“It honestly feels like I lost a friend. Which is weird, because Harris Wittels was never aware of my existence. That’s podcasts for you, I guess.” After his death in February 2015, Harris Wittels was described by obituaries as being a writer and co-executive producer of “Parks and Recreation,” with even more acknowledging his creation of the term “humblebrag.” However, for many of Wittels’ admirers, the grief they felt at his passing stemmed from a conceived closeness to the comedian, thanks to his many appearances on comedy podcasts, as the above quote from the Earwolf Podcast Network message boards points out.
One can attribute these feelings to several specifics in Wittels’ situation -- first, the comedy podcast world is tighter-knit, with popular personalities trading appearances back and forth, particularly within a single network. Secondly, the most prolific comedy contributors are often improv performers capable of performing a different character each time. In contrast, Harris always turned up as himself, candidly discussing his dating life, his adoration for Phish, even reading the half-baked, often-terrible jokes he deemed unworthy of even Twitter. This openness eventually extended to his acknowledgement and description of his drug addiction, vividly discussed on Pete Holmes’ “You Made It Weird,” complete with tales both horrifying and darkly hilarious.

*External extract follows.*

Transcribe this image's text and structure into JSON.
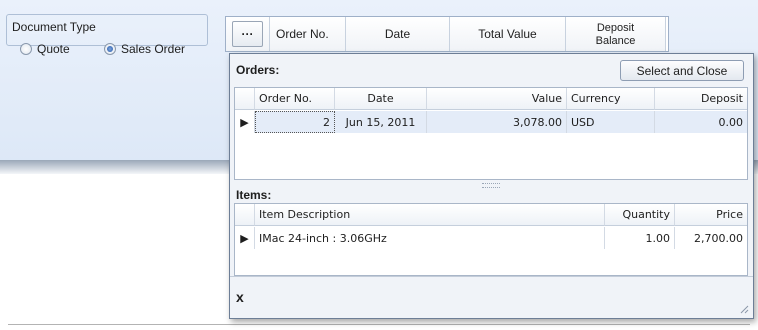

Traditional parasocial interactions between celebrity and fan were introduced as completely one-sided relationships on the part of the admirer. This definition has been tweaked with the rise of the Internet, with the prevalence of social media allowing the fan’s object of affection to sometimes directly respond to them. This was illustrated in Harris’ online life, where he gave out his e-mail address publicly and argued with critics and fans alike. Interestingly, numerous fans compared Harris’ passing those of Robin Williams (a fellow comedian) and Phillip Seymour Hoffman (a fellow victim of heroin overdose), pointing out that of the three tragic deaths, his was the one that hit hardest. As the commenter acknowledges, podcast personalities are still removed from their listeners, thus fitting the traditional parasocial model. However, the communal mourning for Harris was consistently framed through his relatability, indicating that the intimate nature of the podcasting medium has opened a newly liminal fandom space -- one that perhaps was not noteworthy until an untimely death brought it attention.
Add new comment